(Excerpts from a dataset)
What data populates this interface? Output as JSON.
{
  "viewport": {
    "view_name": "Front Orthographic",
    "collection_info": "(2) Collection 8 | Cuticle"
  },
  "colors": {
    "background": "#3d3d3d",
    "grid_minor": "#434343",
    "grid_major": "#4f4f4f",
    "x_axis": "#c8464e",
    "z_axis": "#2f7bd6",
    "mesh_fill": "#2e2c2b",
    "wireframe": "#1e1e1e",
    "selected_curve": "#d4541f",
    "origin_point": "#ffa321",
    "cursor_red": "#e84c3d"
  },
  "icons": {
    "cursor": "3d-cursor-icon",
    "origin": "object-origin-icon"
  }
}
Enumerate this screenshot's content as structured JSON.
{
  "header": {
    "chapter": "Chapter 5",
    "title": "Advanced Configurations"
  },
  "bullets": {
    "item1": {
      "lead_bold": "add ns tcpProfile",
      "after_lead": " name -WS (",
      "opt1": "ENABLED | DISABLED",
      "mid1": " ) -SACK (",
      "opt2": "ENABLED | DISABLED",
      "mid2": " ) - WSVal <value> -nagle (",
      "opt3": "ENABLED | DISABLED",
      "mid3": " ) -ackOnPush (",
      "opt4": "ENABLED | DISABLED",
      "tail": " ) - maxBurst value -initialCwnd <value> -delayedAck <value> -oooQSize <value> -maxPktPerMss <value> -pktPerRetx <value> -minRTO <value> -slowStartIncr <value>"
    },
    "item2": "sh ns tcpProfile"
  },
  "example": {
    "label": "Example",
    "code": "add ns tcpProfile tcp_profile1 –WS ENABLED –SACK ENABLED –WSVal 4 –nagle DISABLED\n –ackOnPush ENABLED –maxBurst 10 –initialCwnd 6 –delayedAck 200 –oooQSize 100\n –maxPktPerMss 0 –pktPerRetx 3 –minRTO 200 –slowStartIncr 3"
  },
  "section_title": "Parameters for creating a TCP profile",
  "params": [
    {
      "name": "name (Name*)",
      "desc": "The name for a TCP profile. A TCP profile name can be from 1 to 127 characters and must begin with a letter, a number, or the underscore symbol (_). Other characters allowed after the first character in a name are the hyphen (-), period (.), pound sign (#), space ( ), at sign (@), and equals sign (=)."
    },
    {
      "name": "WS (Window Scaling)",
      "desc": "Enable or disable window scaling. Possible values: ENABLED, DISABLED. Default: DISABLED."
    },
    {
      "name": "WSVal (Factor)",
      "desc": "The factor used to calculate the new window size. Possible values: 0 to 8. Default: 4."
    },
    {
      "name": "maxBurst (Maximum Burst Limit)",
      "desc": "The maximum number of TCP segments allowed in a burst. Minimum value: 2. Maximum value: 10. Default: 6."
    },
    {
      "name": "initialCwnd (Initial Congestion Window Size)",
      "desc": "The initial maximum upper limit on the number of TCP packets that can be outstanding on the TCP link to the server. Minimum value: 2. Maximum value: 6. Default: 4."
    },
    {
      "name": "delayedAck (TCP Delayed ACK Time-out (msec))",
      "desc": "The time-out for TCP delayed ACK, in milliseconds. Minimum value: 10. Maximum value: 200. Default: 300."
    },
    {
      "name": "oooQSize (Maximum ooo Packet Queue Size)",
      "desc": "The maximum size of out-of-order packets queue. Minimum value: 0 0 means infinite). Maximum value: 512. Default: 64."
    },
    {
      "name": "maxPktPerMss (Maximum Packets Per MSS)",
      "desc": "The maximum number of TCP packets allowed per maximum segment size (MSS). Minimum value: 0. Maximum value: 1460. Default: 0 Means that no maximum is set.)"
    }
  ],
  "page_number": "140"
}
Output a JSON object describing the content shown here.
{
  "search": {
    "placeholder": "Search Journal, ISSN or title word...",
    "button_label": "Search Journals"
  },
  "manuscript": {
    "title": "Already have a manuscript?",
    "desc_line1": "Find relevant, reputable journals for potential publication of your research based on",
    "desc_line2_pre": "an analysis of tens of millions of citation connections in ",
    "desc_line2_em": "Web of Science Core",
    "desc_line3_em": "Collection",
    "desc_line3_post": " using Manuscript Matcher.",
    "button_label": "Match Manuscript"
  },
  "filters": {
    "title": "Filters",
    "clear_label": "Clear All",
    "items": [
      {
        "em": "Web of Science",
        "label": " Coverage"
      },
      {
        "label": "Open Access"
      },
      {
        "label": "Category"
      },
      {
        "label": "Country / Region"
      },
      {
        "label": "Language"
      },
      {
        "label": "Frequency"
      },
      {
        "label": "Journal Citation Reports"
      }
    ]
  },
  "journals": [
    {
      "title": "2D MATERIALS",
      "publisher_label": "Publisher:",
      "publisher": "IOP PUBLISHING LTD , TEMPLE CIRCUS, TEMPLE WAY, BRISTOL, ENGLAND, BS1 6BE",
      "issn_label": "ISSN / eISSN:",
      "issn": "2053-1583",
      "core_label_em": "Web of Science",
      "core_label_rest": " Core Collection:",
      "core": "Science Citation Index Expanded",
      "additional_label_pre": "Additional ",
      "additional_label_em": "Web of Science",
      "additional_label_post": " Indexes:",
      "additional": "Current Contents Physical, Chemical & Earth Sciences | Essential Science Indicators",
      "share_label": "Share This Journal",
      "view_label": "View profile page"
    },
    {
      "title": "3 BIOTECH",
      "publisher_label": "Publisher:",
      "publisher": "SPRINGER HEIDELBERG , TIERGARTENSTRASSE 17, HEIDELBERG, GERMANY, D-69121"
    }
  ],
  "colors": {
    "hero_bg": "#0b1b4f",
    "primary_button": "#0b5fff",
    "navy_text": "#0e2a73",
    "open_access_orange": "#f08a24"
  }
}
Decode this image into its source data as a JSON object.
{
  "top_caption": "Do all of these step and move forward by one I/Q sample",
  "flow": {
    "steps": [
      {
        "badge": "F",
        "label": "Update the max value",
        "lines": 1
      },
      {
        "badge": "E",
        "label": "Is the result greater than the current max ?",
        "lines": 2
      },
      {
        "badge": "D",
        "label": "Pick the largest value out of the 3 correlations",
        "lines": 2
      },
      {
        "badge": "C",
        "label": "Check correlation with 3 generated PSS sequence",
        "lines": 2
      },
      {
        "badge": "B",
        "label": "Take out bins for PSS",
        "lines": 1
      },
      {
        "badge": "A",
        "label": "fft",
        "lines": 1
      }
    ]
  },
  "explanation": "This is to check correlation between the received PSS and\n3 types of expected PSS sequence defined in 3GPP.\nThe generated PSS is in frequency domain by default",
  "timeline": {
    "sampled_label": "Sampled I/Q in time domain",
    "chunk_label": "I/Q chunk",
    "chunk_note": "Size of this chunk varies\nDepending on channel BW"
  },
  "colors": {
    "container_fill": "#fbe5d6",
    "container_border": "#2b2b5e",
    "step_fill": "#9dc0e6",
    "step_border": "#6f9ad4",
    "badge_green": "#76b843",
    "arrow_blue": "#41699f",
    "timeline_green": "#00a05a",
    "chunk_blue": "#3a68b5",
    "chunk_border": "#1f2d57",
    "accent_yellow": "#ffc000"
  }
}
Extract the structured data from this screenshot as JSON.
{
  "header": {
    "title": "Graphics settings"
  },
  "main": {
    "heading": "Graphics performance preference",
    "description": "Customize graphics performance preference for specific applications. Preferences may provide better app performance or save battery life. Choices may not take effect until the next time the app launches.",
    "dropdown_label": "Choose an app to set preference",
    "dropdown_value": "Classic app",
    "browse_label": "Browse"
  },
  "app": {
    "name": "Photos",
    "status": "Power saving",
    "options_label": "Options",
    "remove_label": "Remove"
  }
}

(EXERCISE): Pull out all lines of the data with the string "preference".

(ANSWER AREA):
    "heading": "Graphics performance preference",
    "description": "Customize graphics performance preference for specific applications. Preferences may provide better app performance or save battery life. Choices may not take effect until the next time the app launches.",
    "dropdown_label": "Choose an app to set preference",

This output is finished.